In these circumstances, the Average Daily Pay is used. The Average Daily Pay is the average daily earnings of the employee over the past 52 weeks.
Presently, it is common for employees to take annual leave to "top up"' their wage subsidy. This concept is also causing confusion among employers.
Annual leave is different to other types of leave in that it is paid at either the Relevant Daily Pay or the Average Daily Pay, whichever is the highest.
This means that where employees are electing to take annual leave, they are not technically "topping up" their wage to 100 per cent. Instead, they are electing to get paid their average daily pay across the last 52 weeks, which, at this early stage of the lockdown, may be close to 100 per cent.
Taking annual leave and getting paid Average Daily Pay is an attractive option for employees.

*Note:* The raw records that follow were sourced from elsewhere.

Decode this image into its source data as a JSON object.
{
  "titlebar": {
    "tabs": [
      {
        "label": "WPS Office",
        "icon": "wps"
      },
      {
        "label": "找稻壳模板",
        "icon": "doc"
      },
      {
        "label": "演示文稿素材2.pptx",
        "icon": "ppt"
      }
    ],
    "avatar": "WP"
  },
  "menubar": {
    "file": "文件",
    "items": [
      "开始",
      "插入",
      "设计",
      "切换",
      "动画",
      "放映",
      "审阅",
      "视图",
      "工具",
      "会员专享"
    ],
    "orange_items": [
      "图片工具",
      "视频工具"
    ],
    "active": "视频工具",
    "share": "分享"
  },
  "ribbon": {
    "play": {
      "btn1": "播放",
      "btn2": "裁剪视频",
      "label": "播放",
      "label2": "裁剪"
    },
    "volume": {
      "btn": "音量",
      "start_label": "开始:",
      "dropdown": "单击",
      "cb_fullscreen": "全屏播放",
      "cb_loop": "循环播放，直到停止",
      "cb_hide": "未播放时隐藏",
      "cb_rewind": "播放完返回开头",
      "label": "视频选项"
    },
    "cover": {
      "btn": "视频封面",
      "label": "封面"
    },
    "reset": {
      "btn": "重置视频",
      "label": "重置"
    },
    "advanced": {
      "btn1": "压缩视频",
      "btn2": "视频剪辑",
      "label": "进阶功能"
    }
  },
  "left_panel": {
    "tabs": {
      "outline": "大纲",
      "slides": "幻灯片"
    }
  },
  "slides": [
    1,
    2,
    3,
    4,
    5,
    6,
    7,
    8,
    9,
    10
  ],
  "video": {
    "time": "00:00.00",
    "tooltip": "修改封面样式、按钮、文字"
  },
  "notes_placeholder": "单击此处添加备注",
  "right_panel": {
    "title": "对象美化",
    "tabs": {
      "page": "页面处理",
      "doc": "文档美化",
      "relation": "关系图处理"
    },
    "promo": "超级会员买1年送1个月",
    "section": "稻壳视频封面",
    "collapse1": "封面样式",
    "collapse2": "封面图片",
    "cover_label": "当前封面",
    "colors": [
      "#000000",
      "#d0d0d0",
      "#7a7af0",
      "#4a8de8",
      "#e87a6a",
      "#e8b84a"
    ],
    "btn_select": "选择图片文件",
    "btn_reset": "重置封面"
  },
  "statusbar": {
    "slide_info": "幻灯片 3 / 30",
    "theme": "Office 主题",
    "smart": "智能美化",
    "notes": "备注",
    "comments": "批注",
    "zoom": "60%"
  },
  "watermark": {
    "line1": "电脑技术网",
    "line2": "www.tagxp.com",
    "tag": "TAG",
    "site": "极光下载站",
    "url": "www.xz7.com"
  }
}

For example, where an employee is on the minimum wage subsidy without any employer top up, their Average Daily Pay is likely to be much greater than the reduced Relevant Daily Pay they are now receiving.
Depending on their wages throughout the last year, they might receive close to 100 per cent of their pay by taking annual leave, rather than being paid a reduced wage.
Of course, as the lockdown proceeds, their Average Daily Pay will reduce. This might mean that it is better for employees to take annual leave now, rather than at a later date.
However, some employees may not want to use their leave and we have had concerning reports of employers forcing employees to do so.
Simply, an employer cannot force an employee to take their annual leave straight away.
This would be in breach of the Holidays Act.
Further, whether or not the employer decides to apply for the wage subsidy cannot be conditional on the employee taking annual leave.
Employers and employees may agree that the employee will take leave, or, alternatively, an employer is able to give 14 days' notice and direct employees to take leave.
In any event, for many employees, they may be financially better off to take their annual leave (as we have explained above) and many employers have been recommending they do so.
It is important to remember that there is a difference in having it recommended or proposed that employees take annual leave at this time and an absolute "gun-to-the-head" instruction from an employer to take annual leave.
If there is any uncertainty as to whether annual leave has been forced on an employee, we recommend that specific advice is sought.
It is important that employers are thinking to the future and considering what work there might be for employees after the shutdown and after the 12-week wage subsidy period has ended.
How may this impact employees' wages? Do hours need to reduce, or redundancies need to occur? This is the time to start planning.
This is also the time for employers to make sure they are being as open and communicative with their employees as possible.
In these times, it is important that employees have certainty and can plan for the future – whether that is a return to normal or not.